Is it good that the Democrats won the House? Absolutely.
Does it matter, then, that Republicans held onto the Senate, even gaining a couple more seats in that chamber? Yes. Very much, yes. And the reason has everything to do with judges.
Consider this: All the drama involving Supreme Court nominee Brett Kavanaugh took place because a united front of Democrats needed to peel off two Republicans in rejecting him. They failed. If that same nomination arose in the next Senate, however, there wouldn’t even be a controversy.
Republicans would just push him right through with a simple majority. A couple of defections wouldn’t make a difference.
Now realize the GOP will be able to do that with every single judicial vacancy for years to come. Every district judge. Every appellate court judge. Republicans have already been ramming through young (often-unqualified) justices at a breakneck pace. Only a few nominees failed to get through the process and that was only when the candidates’ problems were so off-the-charts bananas that even a Republican or two felt bad supporting them.
The party won’t have those worries anymore.
Even worse? Their majority appears safe enough that it’ll stay in place in 2020 (given which seats are up for re-election). So even if the Democrats win the White House, the Republicans in the majority could simply refuse to vote for any judge nominated by that president, no matter how qualified, since democracy is broken and they don’t give a damn.
It’ll be Merrick Garland redux each and every time.
We’re about to see the damn burst for Federalist Society-backed judicial appointments who reject church/state separation, who oppose abortion, who block LGBTQ rights, who are fine with voter suppression, who aren’t interested in civil rights, etc.
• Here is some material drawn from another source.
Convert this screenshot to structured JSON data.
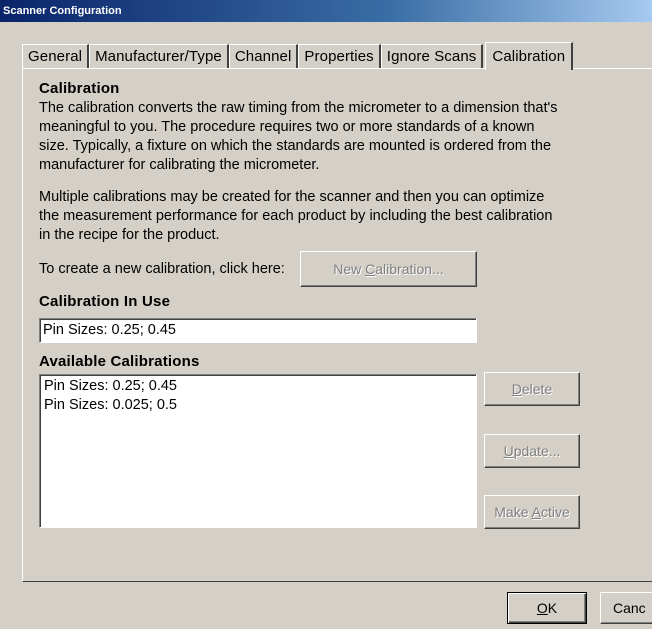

The younger the appointments, the longer they’ll be around to undo whatever progress even a Democratic Congress makes.
Charlie Savage of the New York Times explains how serious a problem this is:
… throughout Mr. Obama’s eight years in office, he managed to appoint just 48 judges to the regional courts of appeal. Senate Republicans blocked many of his choices, even in the minority, and then essentially shut down the confirmation process starting in 2015. That hardball strategy left numerous vacancies for Mr. Trump to fill.
“From the narrow perspective of judicial confirmations, yesterday’s elections were a huge success,” Ed Whelan, a conservative commentator on judicial confirmation issues, wrote on the National Review website. “Simply put, it ought to be an easy matter to confirm another outstanding judicial conservative (or two) to the Court. That increased margin, of course, also will make it easier to confirm lower-court judges. That in turn might lead to additional vacancies, as some retirement-eligible judges might decide that now is a good time to take senior status.”
Republicans broke the rules by refusing to consider perfectly fine judges when nominated by a Democrat. Now they’re pushing through ultra-conservative ones even when there’s reasonable opposition. Democrats don’t have the power to stop them. And they may not have it for a long time. And even if they ever get that power, it may be too late to do anything about it.
Blame the people who chose not to vote. Especially the people who refused to vote because they didn’t think the Democrat passed a particular purity test. And blame the people who claim both sides are equally awful. And, of course, blame everyone who voted for a Republican senator and didn’t realize what they were doing.
They’re the people who are so selfish, they’re willing to throw marginalized groups under the bus, via the courts, whether or not they did it intentionally.
(Image via Shutterstock)